▸ **Assigned task**
Every record below must be returned exactly as it was received.

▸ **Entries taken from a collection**
+===+

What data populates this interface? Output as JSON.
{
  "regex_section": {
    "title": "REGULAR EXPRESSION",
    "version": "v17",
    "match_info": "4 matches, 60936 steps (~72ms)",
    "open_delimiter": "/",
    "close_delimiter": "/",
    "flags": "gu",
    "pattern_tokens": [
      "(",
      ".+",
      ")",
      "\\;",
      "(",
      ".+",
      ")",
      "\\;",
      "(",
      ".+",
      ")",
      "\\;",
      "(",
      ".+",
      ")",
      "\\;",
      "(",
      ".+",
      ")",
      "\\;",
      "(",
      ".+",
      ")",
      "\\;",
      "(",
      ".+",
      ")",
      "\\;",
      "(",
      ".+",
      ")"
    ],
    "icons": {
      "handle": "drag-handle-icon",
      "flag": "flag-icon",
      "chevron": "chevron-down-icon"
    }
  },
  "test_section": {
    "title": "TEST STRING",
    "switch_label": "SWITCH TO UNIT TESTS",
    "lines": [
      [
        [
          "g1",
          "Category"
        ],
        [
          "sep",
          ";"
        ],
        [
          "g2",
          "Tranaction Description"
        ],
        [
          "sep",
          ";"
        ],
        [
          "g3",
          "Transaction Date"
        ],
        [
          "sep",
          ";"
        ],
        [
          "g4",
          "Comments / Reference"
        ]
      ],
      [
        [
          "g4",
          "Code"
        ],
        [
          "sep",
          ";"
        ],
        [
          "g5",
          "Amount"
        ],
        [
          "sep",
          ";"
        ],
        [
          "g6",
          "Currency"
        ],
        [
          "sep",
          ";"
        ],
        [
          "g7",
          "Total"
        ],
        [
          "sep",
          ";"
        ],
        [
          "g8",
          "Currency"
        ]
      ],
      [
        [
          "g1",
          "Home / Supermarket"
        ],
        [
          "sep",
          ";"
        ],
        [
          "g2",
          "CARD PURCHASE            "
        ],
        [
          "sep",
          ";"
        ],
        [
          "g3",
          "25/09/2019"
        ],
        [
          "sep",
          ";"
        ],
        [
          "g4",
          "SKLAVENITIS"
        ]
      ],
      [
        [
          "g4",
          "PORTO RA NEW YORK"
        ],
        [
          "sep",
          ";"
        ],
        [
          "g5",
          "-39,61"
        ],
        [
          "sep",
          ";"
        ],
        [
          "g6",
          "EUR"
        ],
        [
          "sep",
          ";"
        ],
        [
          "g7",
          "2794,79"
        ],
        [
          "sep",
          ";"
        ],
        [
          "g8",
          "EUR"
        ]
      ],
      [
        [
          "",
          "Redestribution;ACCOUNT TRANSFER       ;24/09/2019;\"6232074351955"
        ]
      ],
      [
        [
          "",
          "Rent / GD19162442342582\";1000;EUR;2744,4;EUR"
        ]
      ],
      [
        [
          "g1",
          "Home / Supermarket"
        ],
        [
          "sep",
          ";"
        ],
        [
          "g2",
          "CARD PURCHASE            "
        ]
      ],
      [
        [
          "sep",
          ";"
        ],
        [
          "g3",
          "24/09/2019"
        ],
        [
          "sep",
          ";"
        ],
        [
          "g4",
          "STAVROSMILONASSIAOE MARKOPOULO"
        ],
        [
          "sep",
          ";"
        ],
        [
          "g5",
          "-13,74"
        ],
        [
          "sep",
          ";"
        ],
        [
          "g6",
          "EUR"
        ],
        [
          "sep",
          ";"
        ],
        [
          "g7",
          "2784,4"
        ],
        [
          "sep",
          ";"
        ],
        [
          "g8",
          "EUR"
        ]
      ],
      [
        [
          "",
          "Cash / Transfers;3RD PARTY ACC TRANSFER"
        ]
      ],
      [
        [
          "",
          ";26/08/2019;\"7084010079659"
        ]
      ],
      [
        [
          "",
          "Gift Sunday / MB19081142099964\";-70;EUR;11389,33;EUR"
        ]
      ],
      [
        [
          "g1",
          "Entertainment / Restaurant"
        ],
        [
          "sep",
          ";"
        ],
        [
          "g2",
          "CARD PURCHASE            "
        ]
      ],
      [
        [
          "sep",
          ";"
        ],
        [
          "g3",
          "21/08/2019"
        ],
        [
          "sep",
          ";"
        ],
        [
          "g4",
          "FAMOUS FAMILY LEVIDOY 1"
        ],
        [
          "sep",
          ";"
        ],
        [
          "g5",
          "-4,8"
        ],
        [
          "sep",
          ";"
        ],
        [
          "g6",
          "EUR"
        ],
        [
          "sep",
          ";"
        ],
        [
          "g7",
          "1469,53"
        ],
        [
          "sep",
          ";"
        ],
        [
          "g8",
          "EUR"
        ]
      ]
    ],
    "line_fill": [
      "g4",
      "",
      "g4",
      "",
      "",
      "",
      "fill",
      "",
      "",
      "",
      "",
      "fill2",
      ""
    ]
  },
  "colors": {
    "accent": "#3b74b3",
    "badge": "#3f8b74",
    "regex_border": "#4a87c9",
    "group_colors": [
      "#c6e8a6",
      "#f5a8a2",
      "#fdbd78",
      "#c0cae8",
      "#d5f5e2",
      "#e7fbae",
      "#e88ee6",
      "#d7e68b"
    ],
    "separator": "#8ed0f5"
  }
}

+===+

▸ **Written solution**
What data populates this interface? Output as JSON.
{
  "regex_section": {
    "title": "REGULAR EXPRESSION",
    "version": "v17",
    "match_info": "4 matches, 60936 steps (~72ms)",
    "open_delimiter": "/",
    "close_delimiter": "/",
    "flags": "gu",
    "pattern_tokens": [
      "(",
      ".+",
      ")",
      "\\;",
      "(",
      ".+",
      ")",
      "\\;",
      "(",
      ".+",
      ")",
      "\\;",
      "(",
      ".+",
      ")",
      "\\;",
      "(",
      ".+",
      ")",
      "\\;",
      "(",
      ".+",
      ")",
      "\\;",
      "(",
      ".+",
      ")",
      "\\;",
      "(",
      ".+",
      ")"
    ],
    "icons": {
      "handle": "drag-handle-icon",
      "flag": "flag-icon",
      "chevron": "chevron-down-icon"
    }
  },
  "test_section": {
    "title": "TEST STRING",
    "switch_label": "SWITCH TO UNIT TESTS",
    "lines": [
      [
        [
          "g1",
          "Category"
        ],
        [
          "sep",
          ";"
        ],
        [
          "g2",
          "Tranaction Description"
        ],
        [
          "sep",
          ";"
        ],
        [
          "g3",
          "Transaction Date"
        ],
        [
          "sep",
          ";"
        ],
        [
          "g4",
          "Comments / Reference"
        ]
      ],
      [
        [
          "g4",
          "Code"
        ],
        [
          "sep",
          ";"
        ],
        [
          "g5",
          "Amount"
        ],
        [
          "sep",
          ";"
        ],
        [
          "g6",
          "Currency"
        ],
        [
          "sep",
          ";"
        ],
        [
          "g7",
          "Total"
        ],
        [
          "sep",
          ";"
        ],
        [
          "g8",
          "Currency"
        ]
      ],
      [
        [
          "g1",
          "Home / Supermarket"
        ],
        [
          "sep",
          ";"
        ],
        [
          "g2",
          "CARD PURCHASE            "
        ],
        [
          "sep",
          ";"
        ],
        [
          "g3",
          "25/09/2019"
        ],
        [
          "sep",
          ";"
        ],
        [
          "g4",
          "SKLAVENITIS"
        ]
      ],
      [
        [
          "g4",
          "PORTO RA NEW YORK"
        ],
        [
          "sep",
          ";"
        ],
        [
          "g5",
          "-39,61"
        ],
        [
          "sep",
          ";"
        ],
        [
          "g6",
          "EUR"
        ],
        [
          "sep",
          ";"
        ],
        [
          "g7",
          "2794,79"
        ],
        [
          "sep",
          ";"
        ],
        [
          "g8",
          "EUR"
        ]
      ],
      [
        [
          "",
          "Redestribution;ACCOUNT TRANSFER       ;24/09/2019;\"6232074351955"
        ]
      ],
      [
        [
          "",
          "Rent / GD19162442342582\";1000;EUR;2744,4;EUR"
        ]
      ],
      [
        [
          "g1",
          "Home / Supermarket"
        ],
        [
          "sep",
          ";"
        ],
        [
          "g2",
          "CARD PURCHASE            "
        ]
      ],
      [
        [
          "sep",
          ";"
        ],
        [
          "g3",
          "24/09/2019"
        ],
        [
          "sep",
          ";"
        ],
        [
          "g4",
          "STAVROSMILONASSIAOE MARKOPOULO"
        ],
        [
          "sep",
          ";"
        ],
        [
          "g5",
          "-13,74"
        ],
        [
          "sep",
          ";"
        ],
        [
          "g6",
          "EUR"
        ],
        [
          "sep",
          ";"
        ],
        [
          "g7",
          "2784,4"
        ],
        [
          "sep",
          ";"
        ],
        [
          "g8",
          "EUR"
        ]
      ],
      [
        [
          "",
          "Cash / Transfers;3RD PARTY ACC TRANSFER"
        ]
      ],
      [
        [
          "",
          ";26/08/2019;\"7084010079659"
        ]
      ],
      [
        [
          "",
          "Gift Sunday / MB19081142099964\";-70;EUR;11389,33;EUR"
        ]
      ],
      [
        [
          "g1",
          "Entertainment / Restaurant"
        ],
        [
          "sep",
          ";"
        ],
        [
          "g2",
          "CARD PURCHASE            "
        ]
      ],
      [
        [
          "sep",
          ";"
        ],
        [
          "g3",
          "21/08/2019"
        ],
        [
          "sep",
          ";"
        ],
        [
          "g4",
          "FAMOUS FAMILY LEVIDOY 1"
        ],
        [
          "sep",
          ";"
        ],
        [
          "g5",
          "-4,8"
        ],
        [
          "sep",
          ";"
        ],
        [
          "g6",
          "EUR"
        ],
        [
          "sep",
          ";"
        ],
        [
          "g7",
          "1469,53"
        ],
        [
          "sep",
          ";"
        ],
        [
          "g8",
          "EUR"
        ]
      ]
    ],
    "line_fill": [
      "g4",
      "",
      "g4",
      "",
      "",
      "",
      "fill",
      "",
      "",
      "",
      "",
      "fill2",
      ""
    ]
  },
  "colors": {
    "accent": "#3b74b3",
    "badge": "#3f8b74",
    "regex_border": "#4a87c9",
    "group_colors": [
      "#c6e8a6",
      "#f5a8a2",
      "#fdbd78",
      "#c0cae8",
      "#d5f5e2",
      "#e7fbae",
      "#e88ee6",
      "#d7e68b"
    ],
    "separator": "#8ed0f5"
  }
}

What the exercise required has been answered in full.